Advertisement

Michel de Montaigne

Writer and philosopher Michel de Montaigne, born Michel Eyquem on this date in 1533, was a major figure in the French Renaissance. His mother was Jewish, but converted to Protestantism, while his maternal grandfather was a crypto-Jew whose family converted to Catholicism. It is thought that there were conversos on his father’s side as well. Montaigne heard and […]

Read More

The Uncivil Servant: Protestantism at 500

by Mitchell Abidor Discussed in the essay: Martin Luther: Renegade and Prophet, by Lyndal Roper. Random House, 2017, 540 pages.   WHEN ON NOVEMBER 7 we observe the centennial of the Bolshevik Revolution, which died a slow, ugly death after a life of barely seventy-five years, we should not forget the far greater revolution celebrating its 500th […]

Read More

December 13: Burning the Messiah
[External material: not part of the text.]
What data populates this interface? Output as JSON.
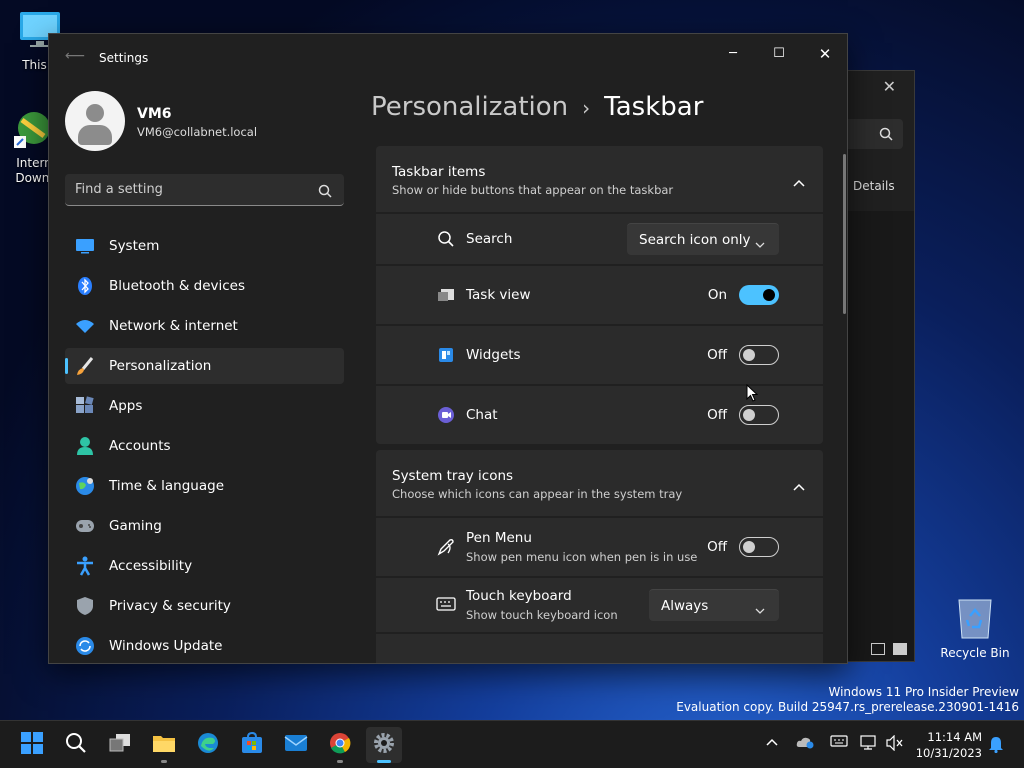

Solomon Molcho (Diogo Pires), a self-declared Jewish messiah, was burned at the stake at the age of 32 by the Inquisition on this date in 1532. Born a Christian to Portuguese converso parents, Molcho converted to Judaism and circumcised himself as a young man, then emigrated to Turkey, Syria, and Palestine, becoming an admired kabbalist […]

Read More

August 4: Zohar, Hot Off the Press

The first print edition of the Zohar, the central book of Jewish mysticism, was published on this date in 1558, following the removal of a ninety-year rabbinical ban on its printing. Most sources hold this first printed Zohar to be a three-volume edition published in Mantua, Italy; other sources describe a one-volume edition published in […]

Read More